Your choice between Google Slides and PowerPoint will probably boil down to what your school has made available to you already. If you are a classroom teacher and you don’t have Google Classroom, I recommend going with PowerPoint Online if you got the valid school email address. Of course, you can always ask your admin to get GAFE (Google Apps for Education). Just know that you will not get GAFE overnight, since you got to go through school channels. Now there is a free Google Classroom that you can set-up through your own personal Gmail account, but if you are in a classroom than that is actually not allowed currently. I will explain more about that tomorrow, but just know that it has to do with compliance with privacy laws.
Now it is time to make all this information practical for your classroom.
How Do You Get Microsoft Office 365 for Free?
Here is the link to get the free Office 365 for Education account here. You will need a valid email address from your school.
What is a valid school email address? This is an email address that is tied to a .edu domain currently. That mainly means only accredited schools in the USA or ones that are affiliated with accredited schools in the USA are eligible.
What if I Live Outside the USA?
If you are outside the USA, I recommend seeing if your school can get GAFE. You will not get overnight access, but that is best possibility for you. Click here to link for details on eligible types of institutions outside the USA that can access GAFE.
What if I Homeschool?

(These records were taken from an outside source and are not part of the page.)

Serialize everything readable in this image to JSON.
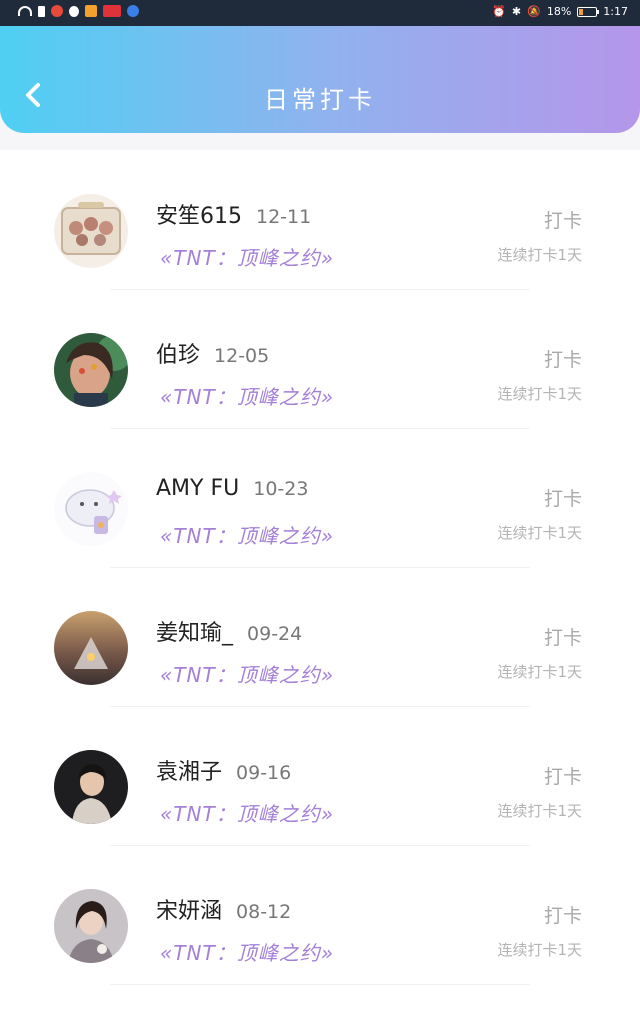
{
  "status_bar": {
    "battery": "18%",
    "time": "1:17"
  },
  "header": {
    "title": "日常打卡"
  },
  "rows": [
    {
      "name": "安笙615",
      "date": "12-11",
      "group": "«TNT：顶峰之约»",
      "action": "打卡",
      "streak": "连续打卡1天"
    },
    {
      "name": "伯珍",
      "date": "12-05",
      "group": "«TNT：顶峰之约»",
      "action": "打卡",
      "streak": "连续打卡1天"
    },
    {
      "name": "AMY FU",
      "date": "10-23",
      "group": "«TNT：顶峰之约»",
      "action": "打卡",
      "streak": "连续打卡1天"
    },
    {
      "name": "姜知瑜_",
      "date": "09-24",
      "group": "«TNT：顶峰之约»",
      "action": "打卡",
      "streak": "连续打卡1天"
    },
    {
      "name": "袁湘子",
      "date": "09-16",
      "group": "«TNT：顶峰之约»",
      "action": "打卡",
      "streak": "连续打卡1天"
    },
    {
      "name": "宋妍涵",
      "date": "08-12",
      "group": "«TNT：顶峰之约»",
      "action": "打卡",
      "streak": "连续打卡1天"
    }
  ]
}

To my teacher friends that homeschool, you have a few options. Those of you who are part of a verifiable homeschool co-op can get GAFE. I am going to link to their FAQs, but look for the question that asks, "Can homeschools use G Suite for Education?" They have a link for an interest form, and they will send you more information. Link here to jump there. There is a free version of Google Classroom that does not require having GAFE that homeschoolers can access. Just know that since that is set-up through a free gmail account, there is no privacy when it comes to Google sharing your information for marketing purposes unless you are using GAFE (Google Apps for Education). Although, I hear Google is suppose to be changing that eventually. I hope they do. GAFE on the other hand does meet COPPA, which is a privacy law here in the USA. Also, Office 365 for Education does have a pilot program for homeschoolers, but last time I looked, it was full. Click here for the link to stalk it and see if they open it. Since it is a pilot, that probably means they will be offering Office 365 to homeschoolers eventually too!

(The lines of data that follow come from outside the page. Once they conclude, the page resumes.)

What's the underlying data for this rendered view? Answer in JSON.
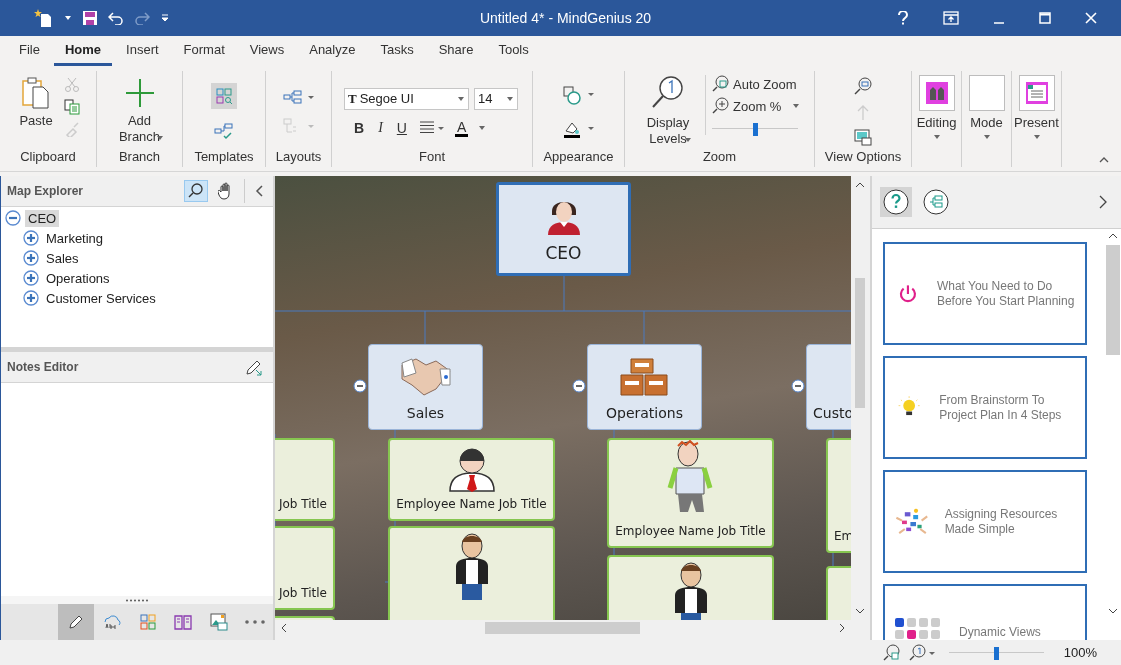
{
  "window": {
    "title": "Untitled 4* - MindGenius 20"
  },
  "menu_tabs": [
    {
      "label": "File",
      "selected": false
    },
    {
      "label": "Home",
      "selected": true
    },
    {
      "label": "Insert",
      "selected": false
    },
    {
      "label": "Format",
      "selected": false
    },
    {
      "label": "Views",
      "selected": false
    },
    {
      "label": "Analyze",
      "selected": false
    },
    {
      "label": "Tasks",
      "selected": false
    },
    {
      "label": "Share",
      "selected": false
    },
    {
      "label": "Tools",
      "selected": false
    }
  ],
  "ribbon": {
    "clipboard": {
      "title": "Clipboard",
      "paste": "Paste"
    },
    "branch": {
      "title": "Branch",
      "add_branch": "Add Branch"
    },
    "templates": {
      "title": "Templates"
    },
    "layouts": {
      "title": "Layouts"
    },
    "font": {
      "title": "Font",
      "family_icon": "T",
      "family": "Segoe UI",
      "size": "14",
      "bold": "B",
      "italic": "I",
      "underline": "U",
      "font_color": "A"
    },
    "appearance": {
      "title": "Appearance"
    },
    "zoom": {
      "title": "Zoom",
      "display_levels": "Display Levels",
      "auto_zoom": "Auto Zoom",
      "zoom_percent": "Zoom %",
      "level": 0.5
    },
    "view_options": {
      "title": "View Options"
    },
    "modes": [
      {
        "label": "Editing"
      },
      {
        "label": "Mode"
      },
      {
        "label": "Present"
      }
    ]
  },
  "map_explorer": {
    "title": "Map Explorer",
    "tree": [
      {
        "label": "CEO",
        "expanded": true,
        "selected": true,
        "children": [
          {
            "label": "Marketing",
            "expanded": false,
            "selected": false
          },
          {
            "label": "Sales",
            "expanded": false,
            "selected": false
          },
          {
            "label": "Operations",
            "expanded": false,
            "selected": false
          },
          {
            "label": "Customer Services",
            "expanded": false,
            "selected": false
          }
        ]
      }
    ]
  },
  "notes_editor": {
    "title": "Notes Editor"
  },
  "canvas": {
    "root": {
      "label": "CEO"
    },
    "branches": [
      {
        "label": "Sales"
      },
      {
        "label": "Operations"
      },
      {
        "label": "Custo"
      }
    ],
    "employees": [
      {
        "label": "Job Title"
      },
      {
        "label": "Job Title"
      },
      {
        "label": "Employee Name Job Title"
      },
      {
        "label": "Employee Name Job Title"
      },
      {
        "label": "Em"
      }
    ]
  },
  "help_cards": [
    {
      "title": "What You Need to Do Before You Start Planning"
    },
    {
      "title": "From Brainstorm To Project Plan In 4 Steps"
    },
    {
      "title": "Assigning Resources Made Simple"
    },
    {
      "title": "Dynamic Views"
    }
  ],
  "status_bar": {
    "zoom": "100%",
    "level": 0.5
  }
}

Teacher Video Tutorials & Cheat Sheet
I have two videos attached. One of them is for PowerPoint, and the other is for Google Slides. Each is going to show you the basics of how to use the software in the primary classroom. Now if you have any questions about the logistics of how students turn work back in, don’t worry if those questions are not answered in these videos. We are wading out here, and I will have you covered with that information tomorrow.

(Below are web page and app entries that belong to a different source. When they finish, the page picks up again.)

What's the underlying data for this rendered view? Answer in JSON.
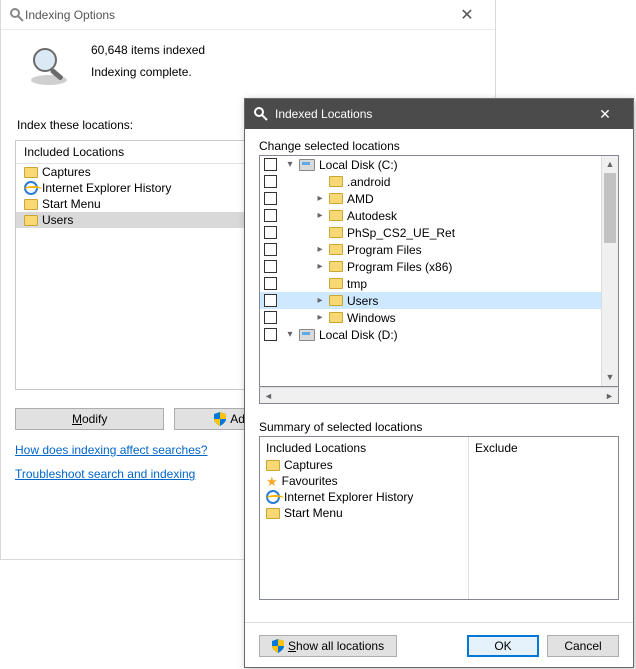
{
  "options": {
    "title": "Indexing Options",
    "items_line": "60,648 items indexed",
    "status_line": "Indexing complete.",
    "section_label": "Index these locations:",
    "included_header": "Included Locations",
    "rows": [
      {
        "icon": "folder",
        "label": "Captures"
      },
      {
        "icon": "ie",
        "label": "Internet Explorer History"
      },
      {
        "icon": "folder",
        "label": "Start Menu"
      },
      {
        "icon": "folder",
        "label": "Users",
        "selected": true
      }
    ],
    "modify_btn": "Modify",
    "advanced_btn": "Advanced",
    "link1": "How does indexing affect searches?",
    "link2": "Troubleshoot search and indexing"
  },
  "locations": {
    "title": "Indexed Locations",
    "change_label": "Change selected locations",
    "tree": [
      {
        "depth": 0,
        "expander": "down",
        "icon": "disk",
        "label": "Local Disk (C:)"
      },
      {
        "depth": 1,
        "expander": "",
        "icon": "folder",
        "label": ".android"
      },
      {
        "depth": 1,
        "expander": "right",
        "icon": "folder",
        "label": "AMD"
      },
      {
        "depth": 1,
        "expander": "right",
        "icon": "folder",
        "label": "Autodesk"
      },
      {
        "depth": 1,
        "expander": "",
        "icon": "folder",
        "label": "PhSp_CS2_UE_Ret"
      },
      {
        "depth": 1,
        "expander": "right",
        "icon": "folder",
        "label": "Program Files"
      },
      {
        "depth": 1,
        "expander": "right",
        "icon": "folder",
        "label": "Program Files (x86)"
      },
      {
        "depth": 1,
        "expander": "",
        "icon": "folder",
        "label": "tmp"
      },
      {
        "depth": 1,
        "expander": "right",
        "icon": "folder",
        "label": "Users",
        "selected": true
      },
      {
        "depth": 1,
        "expander": "right",
        "icon": "folder",
        "label": "Windows"
      },
      {
        "depth": 0,
        "expander": "down",
        "icon": "disk",
        "label": "Local Disk (D:)"
      }
    ],
    "summary_label": "Summary of selected locations",
    "summary_included_hdr": "Included Locations",
    "summary_exclude_hdr": "Exclude",
    "summary_rows": [
      {
        "icon": "folder",
        "label": "Captures"
      },
      {
        "icon": "star",
        "label": "Favourites"
      },
      {
        "icon": "ie",
        "label": "Internet Explorer History"
      },
      {
        "icon": "folder",
        "label": "Start Menu"
      }
    ],
    "show_all_btn": "Show all locations",
    "ok_btn": "OK",
    "cancel_btn": "Cancel"
  }
}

Here is the link to the teacher tutorials for the basics of using Google Slides and PowerPoint. Click here to link. Password: CandyClassD3#
Find the cheat sheet on tech tool B here. This contains links and information to accessing Microsoft PowerPoint and Google Slides.
If you have any questions, feel free to post in the Technology in the K-2 Classroom Facebook group here.
I hope you are all excited about incorporating these new tools in your classroom! Tomorrow, we are going to discuss tech tool C. That way, you can be organized and differentiate instruction easily with these tools.
Jolene Mathew from the Candy Class